Sunday, January 13, 2008

Bachelor's Degrees in Philosophy

In the month since I first analyzed the figures for gender disparity in philosophy, I've become more convinced that although this inequity should be addressed in graduate schools and the professoriate, the most effective time in the career pipeline to attract women is during the undergraduate years.

The sciences have been very effective at increasing the number of women who earn bachelor's degrees, but their efforts have been widespread, sustained, and well-funded. Two things working against a campaign to address gender inequality in undergraduate philosophy departments are:

1. philosophy is a small major; and
2. philosophy is easily overlooked among humanity and social science disciplines in which women make up a majority of students.

My data, again, come from the National Center for Education Statistics, and the most recent data are for 2005 graduates.

Philosophy is a somewhat smaller major than Anthropology, Chemistry, Drama, Physical Education, or Spanish.
About as many people earn undergraduate philosophy degrees as earn degrees in International Relations, Music, or Radio/TV.
Philosophy is a more popular course of study for undergraduates than is Physics or Geography.
More than 8 times as many students earn a BA in English as one in Philosophy.

Here are how some other fields compare to philosophy in terms of their gender distribution.
Below is the percentage of degree-earners who are women:

Biology & Biomedical Sciences 62%
Chemistry 51%
Economics 32%
English 68%
Foreign Language & Literature 71%
History 41%
Mathematics & Statistics 45%
Philosophy 30%
Political Science 47%
Psychology 78%


Noumena said...

Philosophy is a more popular course of study for undergraduates than is Physics

This didn't sound right to me, so I checked the data. `Philosophy' comes in at about 6.5k, with about 30% of those being women, while `Physics, general' is about 4k, 22% of whom are women.

Sure enough, the go-to `And what are you going to do with that?' major is producing more than half as many Bachelor's degrees again as the hardest of the `hard sciences'.

Also, notice that `Area, ethnic, cultural, and gender studies' has about 7.5k Bachelor's degrees, with nearly 70% of those going to women. (And that's not just because of gender studies -- women outnumber men in every single subdiscipline here.) Commenting on an earlier post, I shared my hypothesis that philosophy has trouble attracting majors because our potential majors end up in other departments, especially gender studies, queer studies, African studies, and so on. While these numbers don't give any indication about alternative majors not chosen or reasons for choosing this major, I think these data indirectly support my hypothesis.
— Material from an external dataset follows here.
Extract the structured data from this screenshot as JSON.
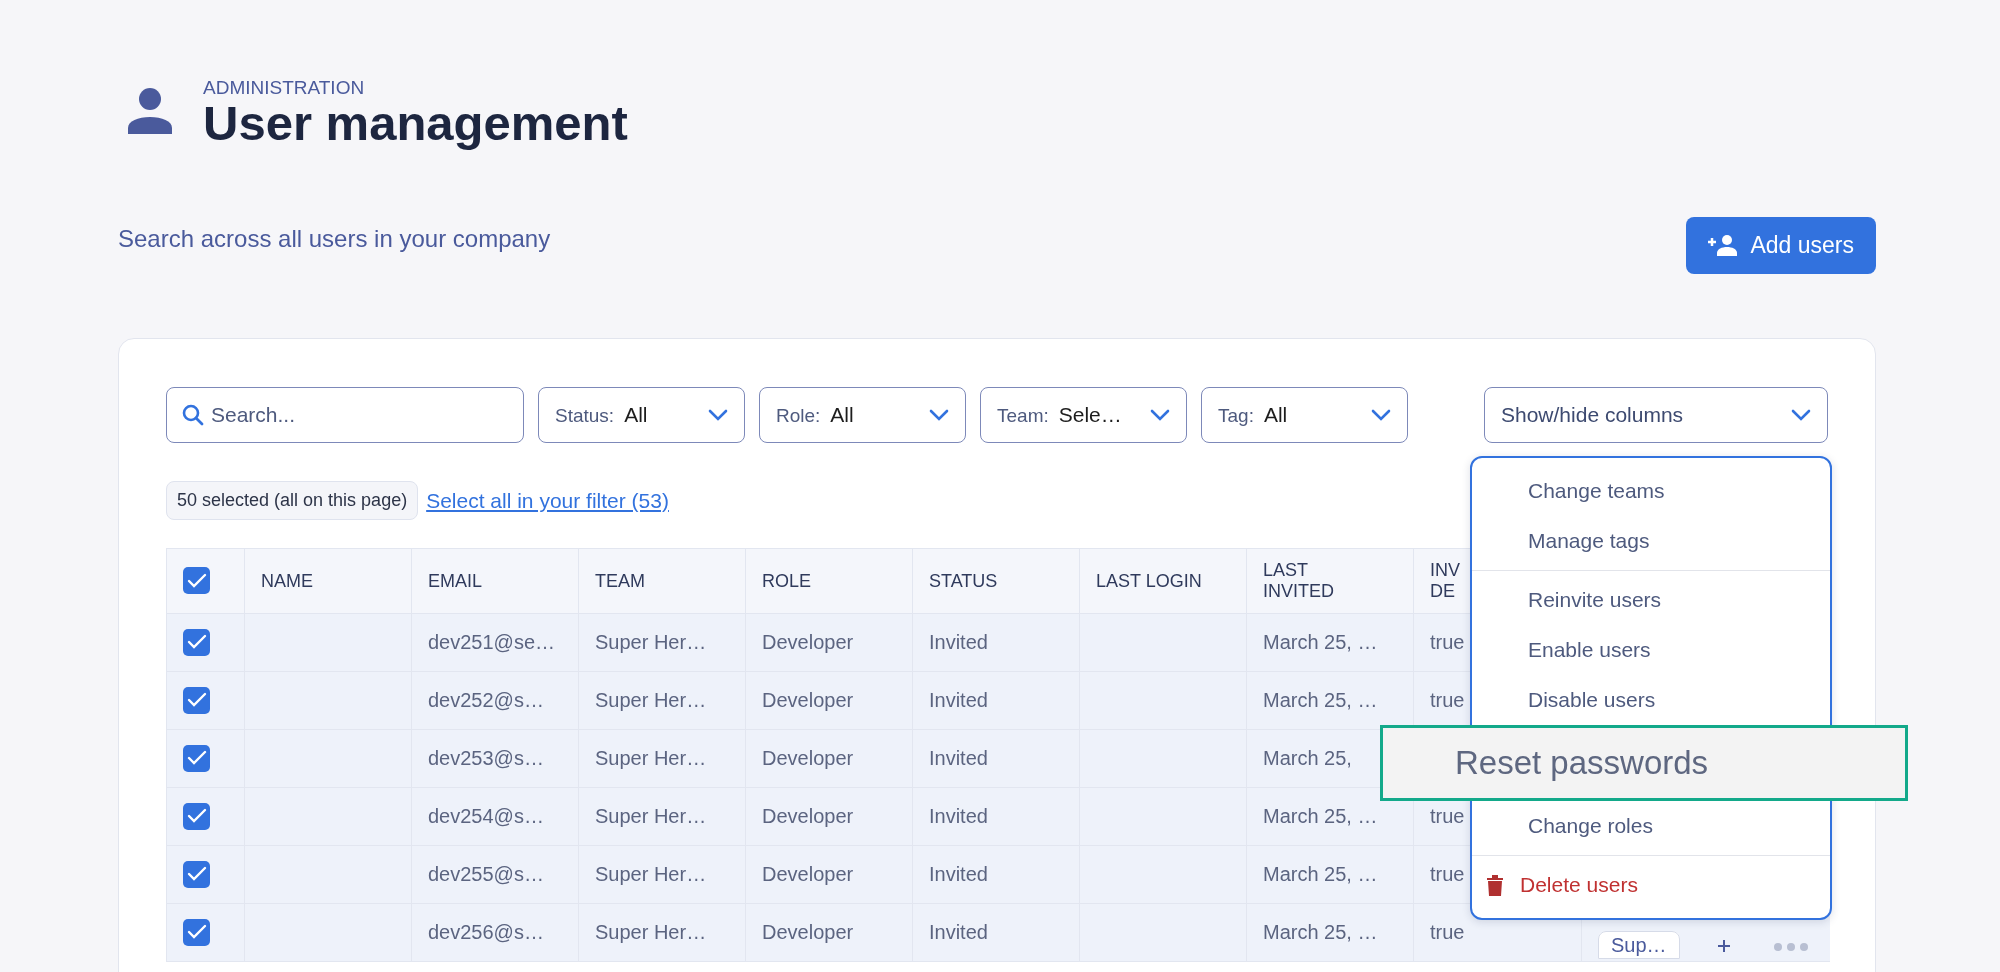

Thanks again for more fascinating numbers!

Evelyn Brister said...

I'm so glad that you're sharing my fascination with this data set! There are so many ways to look at it to give us insights into our field!

Even though it's bigger than philosophy, I was surprised to see that Chemistry (excluding Biochem) also comes in at under 10,000 students in a year.

I think about the amount of resources that go into recruiting in those fields (chemistry and physics), and specifically to recruiting women, and wonder why we can't learn some techniques. Granted, a philosophy degree doesn't lead to an industry job with the same certainty.

But is there a good reason why Philosophy should be so much smaller than English? I can think of historical reasons, and even what I would call psychological reasons (philosophers' self-loathing and elitism). But practically speaking, the skills that English graduates have are comparable to the skills of philosophy graduates. I think that we emphasize analysis and evidence even more strongly.

I love philosophy and am not ashamed to be a booster.

admin said...

Philosophy is more perfect for women and in the fact, womens is more focus on it.

Knowledge Management